Next, the Court looked to several important definitions governing the Oncor IRA: “Selling Member” was defined in Section 3.9 as “the Minority Member [or its] Permitted Transferee.” “Minority Member” was defined in the preamble of the Oncor IRA as TTI. Finally, “Transfer” was defined as “any direct or indirect transfer . . . of any LLC Units (or any interest (pecuniary or otherwise) therein or rights thereto), [and] in the event that any Member that is a corporation, partnership, limited liability company or other legal entity (other than an individual, trust or estate) ceases to be controlled by the Person controlling such Member or a Permitted Transferee thereof, such event shall be deemed to constitute a ‘Transfer’ subject to the restrictions on Transfer contained or referenced herein.”
Sempra argued that the intent of the parties to the Oncor IRA was to bind TTI’s ultimate equity holders and to restrict their transfers of the ultimate parent.
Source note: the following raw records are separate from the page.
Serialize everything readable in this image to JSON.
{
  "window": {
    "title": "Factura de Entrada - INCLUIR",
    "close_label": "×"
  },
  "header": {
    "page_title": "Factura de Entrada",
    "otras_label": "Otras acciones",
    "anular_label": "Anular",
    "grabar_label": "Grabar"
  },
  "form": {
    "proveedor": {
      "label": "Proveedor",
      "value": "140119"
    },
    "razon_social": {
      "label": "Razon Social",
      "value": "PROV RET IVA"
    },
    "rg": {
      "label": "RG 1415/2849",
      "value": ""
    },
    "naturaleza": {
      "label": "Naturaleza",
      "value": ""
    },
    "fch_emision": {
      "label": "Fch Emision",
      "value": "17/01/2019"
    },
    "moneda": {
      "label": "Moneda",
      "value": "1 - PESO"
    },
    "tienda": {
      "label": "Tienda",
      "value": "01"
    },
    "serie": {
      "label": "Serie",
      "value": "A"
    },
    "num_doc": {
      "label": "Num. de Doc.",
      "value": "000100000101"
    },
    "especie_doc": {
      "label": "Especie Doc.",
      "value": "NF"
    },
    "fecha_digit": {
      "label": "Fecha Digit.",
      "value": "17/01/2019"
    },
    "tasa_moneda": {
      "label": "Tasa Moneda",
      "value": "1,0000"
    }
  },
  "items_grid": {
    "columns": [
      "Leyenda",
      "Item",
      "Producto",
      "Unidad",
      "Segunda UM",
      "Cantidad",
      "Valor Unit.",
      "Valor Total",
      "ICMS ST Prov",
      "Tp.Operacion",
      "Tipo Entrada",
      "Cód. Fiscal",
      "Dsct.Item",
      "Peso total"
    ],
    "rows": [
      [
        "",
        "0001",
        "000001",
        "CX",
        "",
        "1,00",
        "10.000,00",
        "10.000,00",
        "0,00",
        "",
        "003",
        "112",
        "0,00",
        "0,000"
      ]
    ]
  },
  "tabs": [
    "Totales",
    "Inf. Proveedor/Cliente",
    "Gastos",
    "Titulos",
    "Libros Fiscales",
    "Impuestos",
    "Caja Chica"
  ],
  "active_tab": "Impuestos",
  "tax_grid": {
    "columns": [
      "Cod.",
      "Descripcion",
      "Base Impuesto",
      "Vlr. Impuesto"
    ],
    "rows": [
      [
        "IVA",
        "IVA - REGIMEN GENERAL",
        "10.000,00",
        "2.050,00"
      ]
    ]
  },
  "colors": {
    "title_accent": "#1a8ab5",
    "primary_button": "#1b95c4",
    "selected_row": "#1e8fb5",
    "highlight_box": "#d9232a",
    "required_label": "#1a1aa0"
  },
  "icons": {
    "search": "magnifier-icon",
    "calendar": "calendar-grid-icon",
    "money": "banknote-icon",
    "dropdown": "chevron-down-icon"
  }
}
In support of its position, Sempra cited the first part of the “Transfer” definition, which purported to encompass “any direct or indirect transfer” of Oncor LLC Units. Sempra argued that any Hunt transfer was an indirect transfer of 1% of TTI’s Oncor LLC Units. Moreover, Sempra argued that even if the Hunt sale was not alone a “Transfer” under the first part of the definition, it was, alternatively, a “Transfer” under the second part, because a transfer of Hunt’s interest to another TTHC shareholder would change control of TTHC, and thus of TTI.
However, the Court held that both of these contentions suffered from the same flaw; they failed to address the subject—stated conjunctively as “the Minority Member and its Permitted Transferees,” or the “Selling Member”—of the operative portions of Section 3.1 and Section 3.9 of the Oncor IRA, of which the verb phrases “may only Transfer” and “intends to Transfer” served as the predicate. That subject, according to the Court, was not accidental or unimportant. Rather, it provided critical information about the scope of the ROFR.
The court, therefore, deemed it unnecessary to parse the definition of “Transfer” to determine the scope of Section 3.1 and Section 3.9. The fact that the ROFR was only triggered by transfers by the Minority Member was dispositive in Borealis’s favor; and, this was true regardless of whether the Hunt sale could be said to effect an indirect transfer of Oncor LLC Units.
The court thus found the Oncor IRA did not apply to the Hunt sale because the ROFR was triggered only by transfers by the Minority Member and its Permitted Transferees, and Hunt was neither. In other words, Hunt was not TTI, nor was it a Permitted Transferee, nor could it, as a minority shareholder of TTI’s ultimate parent, express the intent of TTI or unilaterally cause it to act. Accordingly, the court held Hunt’s sale, therefore, did not trigger Sempra’s ROFR, that Borealis’s ROFO applied, and that the Hunt sale could not go through without first satisfying that ROFO.
*This article was written with assistance from our summer associate Steve Grecco.